Written by: George Pacheco on July 27th, 2015
Theatrical Release Date: USA, 2014
Director: David Gregory
Cast: Richard Stanley, Kier-La Janisse, Michael Gingold, Graham Humphreys, Edward R. Pressman, Robert Shaye, Tim Zinnemann, Fairuza Balk, Bruce Fuller, Marco Hofschneider, Rob Morrow
BluRay released: July 28th, 2015
Approximate running time: 99 minutes
Aspect Ratio: 1.78:1 Widescreen / 1080 Progressive / MPEG-4 AVC
Sound: LPCM Stereo English
BluRay Release: Severin Films
Region Coding: Region Free
Retail Price: $20.00
Severin Films founder David Gregory directs this excellent documentary, dissecting the unfortunate series of events which befell the infamously troubled 1996 production of The Island of Doctor Moreau.
Gregory’s film primarily sets its focus upon the director who was unceremoniously fired from the production, British filmmaker Richard Stanley, who at that point had earned some serious indie interest for his two stellar productions of Hardware and Dust Devil. Stanley is simultaneously dry, witty and funny as he tells his side of the tale, explaining how long the ideas churned within his head before the auteur eventually found his way to writing up a screenplay.
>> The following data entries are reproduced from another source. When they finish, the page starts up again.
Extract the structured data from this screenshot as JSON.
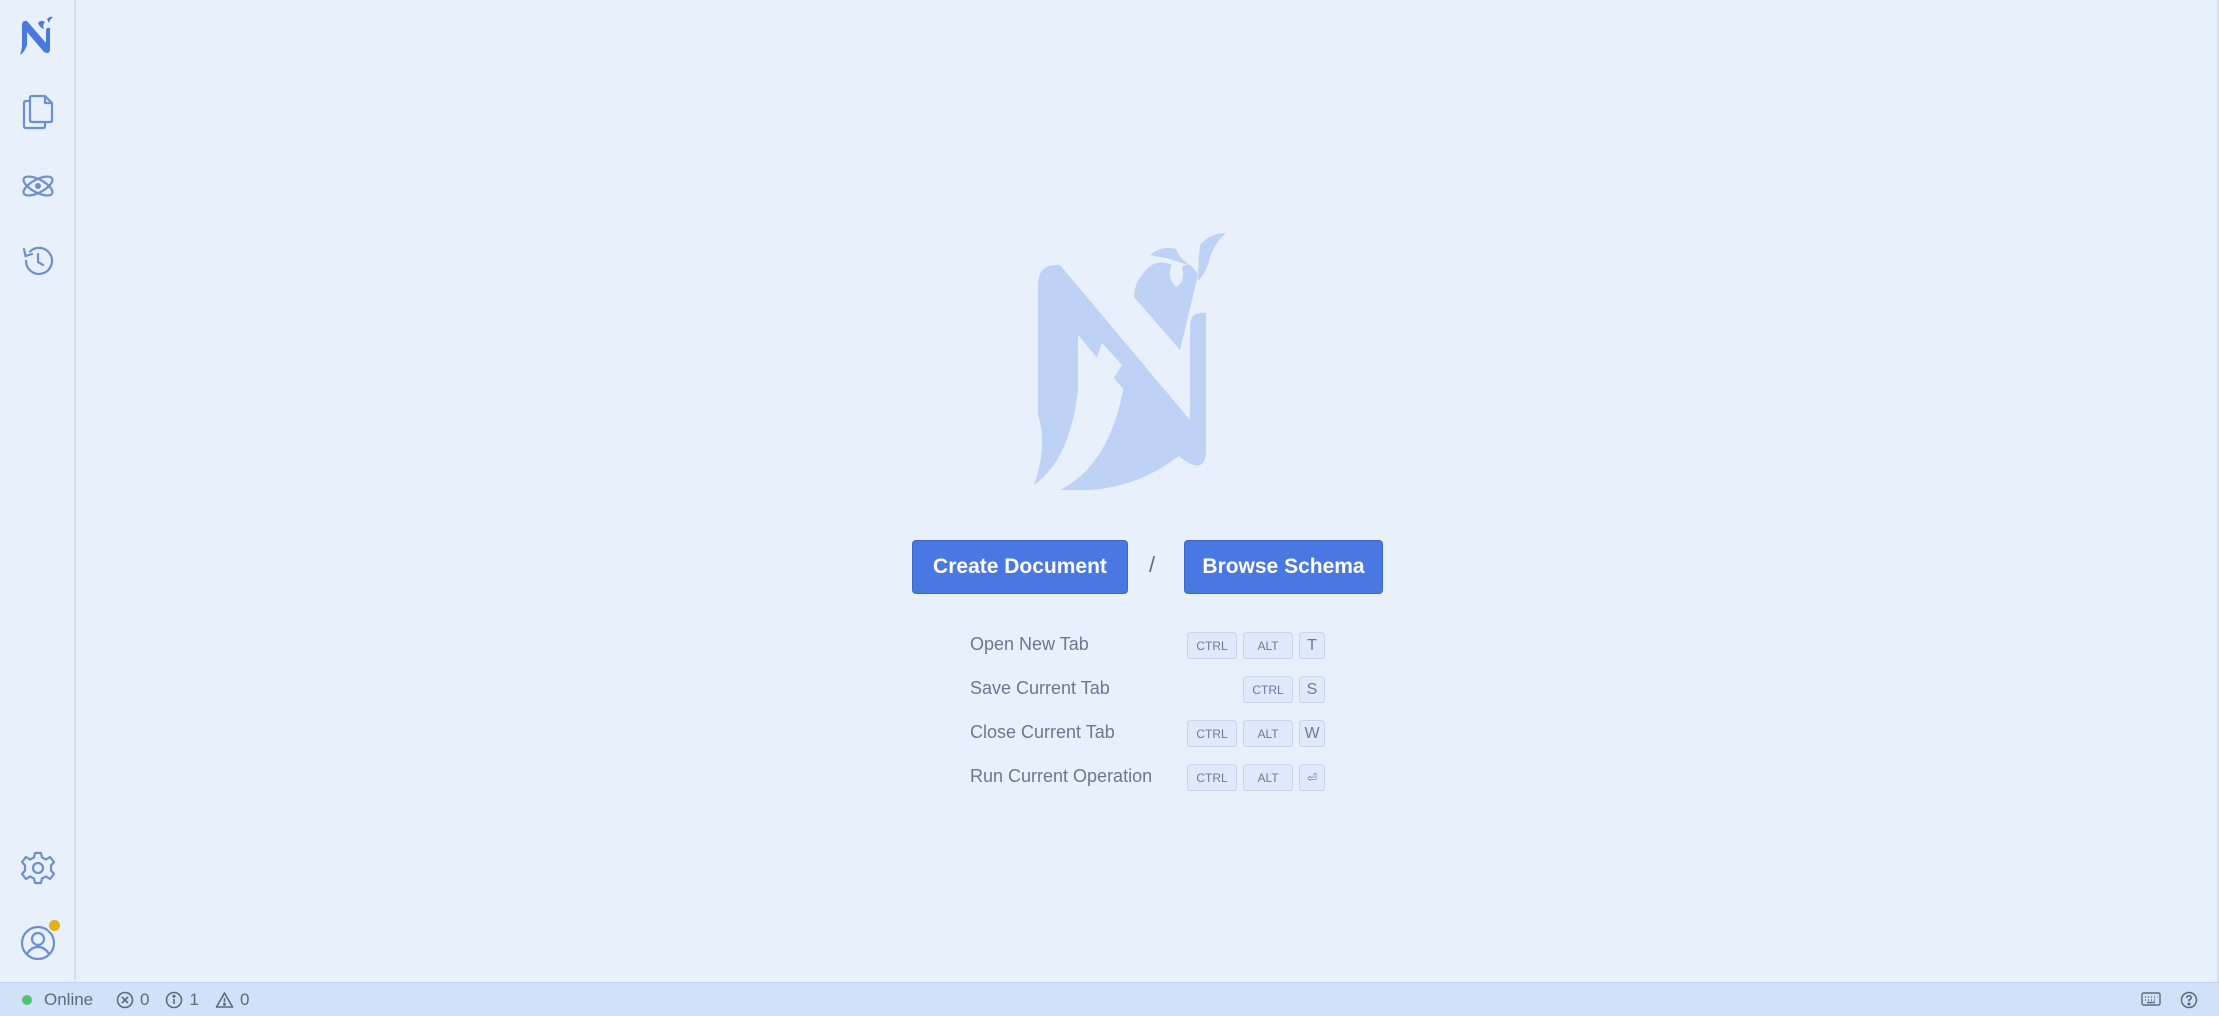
{
  "actions": {
    "create_document": "Create Document",
    "separator": "/",
    "browse_schema": "Browse Schema"
  },
  "shortcuts": [
    {
      "label": "Open New Tab",
      "keys": [
        "CTRL",
        "ALT",
        "T"
      ]
    },
    {
      "label": "Save Current Tab",
      "keys": [
        "CTRL",
        "S"
      ]
    },
    {
      "label": "Close Current Tab",
      "keys": [
        "CTRL",
        "ALT",
        "W"
      ]
    },
    {
      "label": "Run Current Operation",
      "keys": [
        "CTRL",
        "ALT",
        "⏎"
      ]
    }
  ],
  "status": {
    "connection": "Online",
    "errors": "0",
    "infos": "1",
    "warnings": "0"
  },
  "icons": {
    "logo": "app-logo-icon",
    "documents": "documents-icon",
    "schema": "atom-icon",
    "history": "history-icon",
    "settings": "gear-icon",
    "account": "user-icon",
    "keyboard": "keyboard-icon",
    "help": "help-icon"
  },
  "colors": {
    "accent": "#4a78e2",
    "background": "#e8f0fc",
    "statusbar": "#d0e1f8",
    "online": "#4fc36e",
    "notification": "#e2b019"
  }
}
There’s an ever-present twinkle in Stanley’s eye and a slight smirk on his lips and he reveals fascinating details about the production, despite the obvious pain and disappointment the whole experience likely left him with at the end of the day.
Gregory tracks down plenty of other folks involved with Moreau, as well, although actors David Thewlis and Val Kilmer are conspicuously absent from the proceedings. Still, members of cast (Fairuza Balk, Rob Morrow and the very funny Marco Hofschneider), crew, as well as production folk (New Line Cinema head honcho Bob Shaye) offer their own recollections about what went down, shot in a typical “talking head” documentary style, nicely augmented by some minor animation and colorful sequences showing Stanley’s original Doctor Moreau sketches.
There’s a real sense of tragic, “what was and what could’ve been” to Stanley’s tale, not entirely dissimilar to what many fans felt from the documentary Jodorowsky’s Dune; a sense that there really could’ve been an amazing-albeit probably un-filmable at the time-picture sprung forth from Stanley’s imagination, only to be replaced by the stitched-together (though still interesting) mess wrangled together by replacement director John Frankenheimer and crew.
Still, there’s a saying that all things happen for a reason, and, at the very least, Gregory’s documentary pulls back the curtain and reveals some very ugly factoids about some of the Hollywood heavy hitters who ran roughshod behind the scenes of this film (read: Val Kilmer was an asshole, Marlon Brando was totally off his rocker, and also kind of an asshole), while at the same time reminding all genre fans of just how imaginative and creative Richard Stanley is as a writer and director.
Here’s hoping that perhaps Lost Soul can coax out Stanley-who has delivered some anthology segments and shorts in recent years-back to the director’s chair for the balls-out, proper feature we all believe the man can still create.
Severin’s Blu-Ray of Lost Soul looks really good, with sharp colors and contrast to the new footage, while the archival footage is predictably rougher in comparison, but nostalgic for those who remember watching the final Moreau cut on VHS back in the day. The LPCM 2.0 is clear and glitch free, with optional English subtitles, to boot.
There are a bevy of extras on hand here, not the least of which is an extra hour-plus of interview outtakes from Stanley, Hofschneider and more, as well as original concept art from Stanley and his collaborator Graham Humphreys, with optional audio commentary. There is also a set report from Frankenheimer shot back in ’96, an audio interview with actress Barbara Steele (who was due to appear in the film as Moreau’s ex-wife) about her experiences with Stanley, as a handful of other featurettes, including one where Stanley himself goes to a screening of Lost Soul.
Severin have also released the film as a three disc edition with even more elaborate extras, including a 1921 version of The Island of Doctor Moreau thought to be lost, background history upon H.G. Wells’ original novel, as well as a CD-ROM audiobook of Stanley reading the author’s text. Consider either version to be essential viewing.